[Stored items]
*** Block opens ***
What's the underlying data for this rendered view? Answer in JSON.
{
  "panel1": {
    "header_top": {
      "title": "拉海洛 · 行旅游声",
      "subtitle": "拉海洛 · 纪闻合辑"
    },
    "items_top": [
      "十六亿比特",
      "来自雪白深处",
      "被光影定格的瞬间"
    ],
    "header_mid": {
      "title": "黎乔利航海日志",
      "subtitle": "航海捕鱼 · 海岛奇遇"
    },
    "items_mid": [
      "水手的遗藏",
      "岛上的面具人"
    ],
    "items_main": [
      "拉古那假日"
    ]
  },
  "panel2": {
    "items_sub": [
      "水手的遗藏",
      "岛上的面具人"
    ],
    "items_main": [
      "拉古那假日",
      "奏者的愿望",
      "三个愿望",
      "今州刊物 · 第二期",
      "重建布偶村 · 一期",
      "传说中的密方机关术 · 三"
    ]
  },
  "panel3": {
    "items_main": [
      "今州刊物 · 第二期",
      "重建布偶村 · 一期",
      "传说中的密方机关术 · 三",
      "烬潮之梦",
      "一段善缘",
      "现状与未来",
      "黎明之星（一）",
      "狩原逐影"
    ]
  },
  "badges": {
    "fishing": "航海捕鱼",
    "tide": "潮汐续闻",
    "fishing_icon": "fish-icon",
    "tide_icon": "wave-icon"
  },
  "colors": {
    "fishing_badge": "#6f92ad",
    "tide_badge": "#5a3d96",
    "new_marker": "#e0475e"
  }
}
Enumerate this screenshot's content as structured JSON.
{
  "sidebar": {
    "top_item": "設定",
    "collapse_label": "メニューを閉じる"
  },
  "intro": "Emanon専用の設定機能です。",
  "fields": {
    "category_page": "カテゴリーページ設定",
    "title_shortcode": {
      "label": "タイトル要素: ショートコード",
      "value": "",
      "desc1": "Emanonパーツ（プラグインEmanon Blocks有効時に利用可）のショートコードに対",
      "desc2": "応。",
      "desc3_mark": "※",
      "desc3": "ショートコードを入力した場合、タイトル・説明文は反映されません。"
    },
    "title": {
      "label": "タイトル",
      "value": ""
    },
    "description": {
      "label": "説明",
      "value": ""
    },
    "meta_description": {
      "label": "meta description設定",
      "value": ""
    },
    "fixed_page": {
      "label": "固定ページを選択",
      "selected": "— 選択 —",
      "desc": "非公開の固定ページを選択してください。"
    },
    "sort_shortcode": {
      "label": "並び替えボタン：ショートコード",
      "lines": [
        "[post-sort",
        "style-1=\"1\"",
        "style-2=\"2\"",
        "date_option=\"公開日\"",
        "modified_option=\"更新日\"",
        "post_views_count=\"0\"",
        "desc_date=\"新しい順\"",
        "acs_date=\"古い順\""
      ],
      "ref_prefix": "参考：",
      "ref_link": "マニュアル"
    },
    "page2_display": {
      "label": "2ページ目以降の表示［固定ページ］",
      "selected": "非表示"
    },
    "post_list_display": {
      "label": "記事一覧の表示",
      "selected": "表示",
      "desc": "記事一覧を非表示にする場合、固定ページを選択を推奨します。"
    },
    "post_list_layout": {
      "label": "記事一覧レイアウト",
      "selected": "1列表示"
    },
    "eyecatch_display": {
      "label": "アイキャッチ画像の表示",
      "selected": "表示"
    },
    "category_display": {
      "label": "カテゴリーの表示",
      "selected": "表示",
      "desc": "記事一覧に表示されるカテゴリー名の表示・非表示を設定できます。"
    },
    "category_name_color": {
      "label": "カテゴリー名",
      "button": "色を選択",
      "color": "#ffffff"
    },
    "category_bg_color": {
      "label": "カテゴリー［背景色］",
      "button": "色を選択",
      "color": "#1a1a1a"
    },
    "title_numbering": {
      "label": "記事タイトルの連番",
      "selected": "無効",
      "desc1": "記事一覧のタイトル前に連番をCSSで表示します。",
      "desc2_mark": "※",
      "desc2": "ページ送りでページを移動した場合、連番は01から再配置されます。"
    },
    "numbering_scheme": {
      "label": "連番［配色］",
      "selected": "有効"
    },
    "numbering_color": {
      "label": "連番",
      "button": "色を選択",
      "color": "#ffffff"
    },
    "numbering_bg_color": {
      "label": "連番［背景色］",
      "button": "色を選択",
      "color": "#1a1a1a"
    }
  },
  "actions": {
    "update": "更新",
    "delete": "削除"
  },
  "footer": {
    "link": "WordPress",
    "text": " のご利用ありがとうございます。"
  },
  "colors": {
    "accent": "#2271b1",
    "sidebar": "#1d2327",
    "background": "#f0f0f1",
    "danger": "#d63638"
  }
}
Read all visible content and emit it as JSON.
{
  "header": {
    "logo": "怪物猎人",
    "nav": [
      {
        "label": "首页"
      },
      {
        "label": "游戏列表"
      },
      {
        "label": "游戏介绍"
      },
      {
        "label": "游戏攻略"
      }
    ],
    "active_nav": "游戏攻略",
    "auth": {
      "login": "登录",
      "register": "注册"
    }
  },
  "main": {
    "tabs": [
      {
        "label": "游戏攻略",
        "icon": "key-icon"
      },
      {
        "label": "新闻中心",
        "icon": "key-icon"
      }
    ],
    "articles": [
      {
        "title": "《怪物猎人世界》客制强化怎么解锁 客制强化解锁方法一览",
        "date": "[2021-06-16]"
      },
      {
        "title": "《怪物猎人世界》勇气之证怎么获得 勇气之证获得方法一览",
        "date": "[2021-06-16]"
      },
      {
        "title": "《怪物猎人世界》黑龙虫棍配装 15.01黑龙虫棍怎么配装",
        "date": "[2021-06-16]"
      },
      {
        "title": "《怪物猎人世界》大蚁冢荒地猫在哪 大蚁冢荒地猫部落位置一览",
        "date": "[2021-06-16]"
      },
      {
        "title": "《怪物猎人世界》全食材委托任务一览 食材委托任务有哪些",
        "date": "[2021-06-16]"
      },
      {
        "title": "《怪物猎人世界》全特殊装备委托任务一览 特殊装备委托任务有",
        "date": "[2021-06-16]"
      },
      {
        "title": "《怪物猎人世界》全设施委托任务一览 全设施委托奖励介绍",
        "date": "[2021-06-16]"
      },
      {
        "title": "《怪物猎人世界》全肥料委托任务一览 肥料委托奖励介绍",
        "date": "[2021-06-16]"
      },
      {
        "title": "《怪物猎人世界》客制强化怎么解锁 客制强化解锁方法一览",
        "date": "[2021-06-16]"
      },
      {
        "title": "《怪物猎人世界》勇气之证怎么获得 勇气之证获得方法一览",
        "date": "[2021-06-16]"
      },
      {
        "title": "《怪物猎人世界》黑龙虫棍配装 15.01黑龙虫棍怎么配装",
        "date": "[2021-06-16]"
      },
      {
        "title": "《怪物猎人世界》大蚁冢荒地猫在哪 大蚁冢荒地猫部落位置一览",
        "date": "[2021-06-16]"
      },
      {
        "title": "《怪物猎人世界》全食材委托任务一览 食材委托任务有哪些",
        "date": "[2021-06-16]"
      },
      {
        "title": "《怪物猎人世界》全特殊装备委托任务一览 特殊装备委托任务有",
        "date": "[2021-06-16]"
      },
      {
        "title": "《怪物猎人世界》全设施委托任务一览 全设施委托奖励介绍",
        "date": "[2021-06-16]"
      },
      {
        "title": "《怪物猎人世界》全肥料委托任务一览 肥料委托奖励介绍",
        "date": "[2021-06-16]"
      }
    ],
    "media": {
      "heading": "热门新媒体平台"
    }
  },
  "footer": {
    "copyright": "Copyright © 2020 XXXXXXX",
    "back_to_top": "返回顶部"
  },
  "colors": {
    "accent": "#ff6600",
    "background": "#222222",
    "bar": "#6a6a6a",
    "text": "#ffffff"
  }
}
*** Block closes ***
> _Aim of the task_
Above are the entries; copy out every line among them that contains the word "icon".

> _Output below_
    "fishing_icon": "fish-icon",
    "tide_icon": "wave-icon"
        "icon": "key-icon"
        "icon": "key-icon"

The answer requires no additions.